▶ **Extracted data**

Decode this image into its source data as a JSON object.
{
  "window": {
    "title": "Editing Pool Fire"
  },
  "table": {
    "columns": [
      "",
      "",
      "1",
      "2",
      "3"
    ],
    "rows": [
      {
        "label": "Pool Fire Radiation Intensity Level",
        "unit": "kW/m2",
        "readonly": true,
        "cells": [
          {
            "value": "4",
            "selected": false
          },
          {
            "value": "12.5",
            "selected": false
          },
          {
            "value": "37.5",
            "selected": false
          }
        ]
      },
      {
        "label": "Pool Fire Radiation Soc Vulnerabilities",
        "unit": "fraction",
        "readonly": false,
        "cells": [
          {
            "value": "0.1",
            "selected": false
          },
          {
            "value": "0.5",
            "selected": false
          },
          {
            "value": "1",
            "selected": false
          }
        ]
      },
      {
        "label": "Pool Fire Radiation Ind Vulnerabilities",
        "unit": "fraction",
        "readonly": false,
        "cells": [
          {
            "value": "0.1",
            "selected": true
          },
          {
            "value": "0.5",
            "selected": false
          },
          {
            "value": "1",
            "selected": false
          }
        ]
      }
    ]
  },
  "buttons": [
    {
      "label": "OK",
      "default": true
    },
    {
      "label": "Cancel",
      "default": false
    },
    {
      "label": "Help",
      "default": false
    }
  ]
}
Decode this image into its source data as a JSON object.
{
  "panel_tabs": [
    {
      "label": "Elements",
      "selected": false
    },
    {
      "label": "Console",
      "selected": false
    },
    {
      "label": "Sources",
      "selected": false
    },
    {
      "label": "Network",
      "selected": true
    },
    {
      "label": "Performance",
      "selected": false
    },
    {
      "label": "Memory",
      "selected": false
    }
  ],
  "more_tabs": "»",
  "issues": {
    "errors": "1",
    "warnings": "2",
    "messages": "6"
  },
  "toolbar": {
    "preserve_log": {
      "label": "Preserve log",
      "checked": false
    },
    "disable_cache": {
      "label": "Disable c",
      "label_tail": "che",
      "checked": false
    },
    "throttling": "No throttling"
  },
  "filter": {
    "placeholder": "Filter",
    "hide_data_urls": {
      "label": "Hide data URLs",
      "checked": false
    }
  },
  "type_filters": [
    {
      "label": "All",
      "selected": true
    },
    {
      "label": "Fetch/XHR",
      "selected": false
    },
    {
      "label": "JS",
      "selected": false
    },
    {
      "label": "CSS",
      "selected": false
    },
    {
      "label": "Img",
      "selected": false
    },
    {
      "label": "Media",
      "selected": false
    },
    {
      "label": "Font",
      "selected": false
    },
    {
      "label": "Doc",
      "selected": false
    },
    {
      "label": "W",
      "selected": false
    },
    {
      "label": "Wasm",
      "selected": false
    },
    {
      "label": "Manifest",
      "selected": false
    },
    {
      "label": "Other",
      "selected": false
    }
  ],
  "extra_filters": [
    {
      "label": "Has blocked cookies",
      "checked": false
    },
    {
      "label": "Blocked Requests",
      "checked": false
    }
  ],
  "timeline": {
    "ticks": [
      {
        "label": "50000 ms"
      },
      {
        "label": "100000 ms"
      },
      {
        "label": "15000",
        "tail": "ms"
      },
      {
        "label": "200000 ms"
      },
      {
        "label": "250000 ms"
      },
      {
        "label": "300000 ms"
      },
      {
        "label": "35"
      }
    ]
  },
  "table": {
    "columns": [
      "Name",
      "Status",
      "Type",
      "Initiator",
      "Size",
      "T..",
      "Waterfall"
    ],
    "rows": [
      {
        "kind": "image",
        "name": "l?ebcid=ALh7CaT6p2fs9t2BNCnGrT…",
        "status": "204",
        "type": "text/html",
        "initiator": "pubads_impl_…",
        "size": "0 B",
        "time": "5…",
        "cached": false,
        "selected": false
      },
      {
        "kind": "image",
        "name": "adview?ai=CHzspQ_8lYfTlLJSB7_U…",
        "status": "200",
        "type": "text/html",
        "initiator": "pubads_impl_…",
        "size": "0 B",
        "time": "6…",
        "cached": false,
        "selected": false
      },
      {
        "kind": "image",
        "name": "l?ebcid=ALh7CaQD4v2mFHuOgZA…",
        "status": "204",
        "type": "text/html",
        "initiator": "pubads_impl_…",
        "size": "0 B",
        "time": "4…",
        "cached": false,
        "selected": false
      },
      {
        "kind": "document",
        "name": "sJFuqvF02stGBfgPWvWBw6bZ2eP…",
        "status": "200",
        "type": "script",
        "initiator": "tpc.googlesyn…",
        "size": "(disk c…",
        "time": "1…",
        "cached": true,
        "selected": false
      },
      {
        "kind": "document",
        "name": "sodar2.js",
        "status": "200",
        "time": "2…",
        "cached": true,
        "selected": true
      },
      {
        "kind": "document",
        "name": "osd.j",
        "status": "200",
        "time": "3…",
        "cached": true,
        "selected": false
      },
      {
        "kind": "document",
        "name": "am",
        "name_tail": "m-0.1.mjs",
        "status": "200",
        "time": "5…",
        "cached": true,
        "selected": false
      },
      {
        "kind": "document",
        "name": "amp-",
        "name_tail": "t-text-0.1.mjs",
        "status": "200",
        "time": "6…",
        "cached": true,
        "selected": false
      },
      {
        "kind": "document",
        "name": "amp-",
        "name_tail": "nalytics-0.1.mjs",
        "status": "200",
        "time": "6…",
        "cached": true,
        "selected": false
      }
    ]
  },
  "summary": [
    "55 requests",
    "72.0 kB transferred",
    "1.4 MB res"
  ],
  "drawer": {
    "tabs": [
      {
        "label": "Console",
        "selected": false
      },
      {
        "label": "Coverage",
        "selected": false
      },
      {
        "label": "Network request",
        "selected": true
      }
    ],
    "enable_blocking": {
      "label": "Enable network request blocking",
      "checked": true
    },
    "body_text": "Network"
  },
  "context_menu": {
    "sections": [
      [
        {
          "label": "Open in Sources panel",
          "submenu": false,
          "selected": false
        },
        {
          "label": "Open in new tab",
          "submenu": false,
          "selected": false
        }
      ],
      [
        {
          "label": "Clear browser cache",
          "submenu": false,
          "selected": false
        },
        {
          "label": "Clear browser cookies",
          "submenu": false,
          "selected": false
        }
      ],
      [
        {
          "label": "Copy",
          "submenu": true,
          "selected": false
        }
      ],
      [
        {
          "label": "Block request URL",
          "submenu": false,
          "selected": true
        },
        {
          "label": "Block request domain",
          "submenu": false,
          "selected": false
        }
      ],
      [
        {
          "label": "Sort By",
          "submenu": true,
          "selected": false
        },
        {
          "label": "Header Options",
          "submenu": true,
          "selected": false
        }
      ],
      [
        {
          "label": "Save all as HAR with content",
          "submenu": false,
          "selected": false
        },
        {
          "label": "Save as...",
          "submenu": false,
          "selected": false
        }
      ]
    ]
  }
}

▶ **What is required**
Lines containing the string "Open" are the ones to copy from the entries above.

▶ **Reply to the task**
          "label": "Open in Sources panel",
          "label": "Open in new tab",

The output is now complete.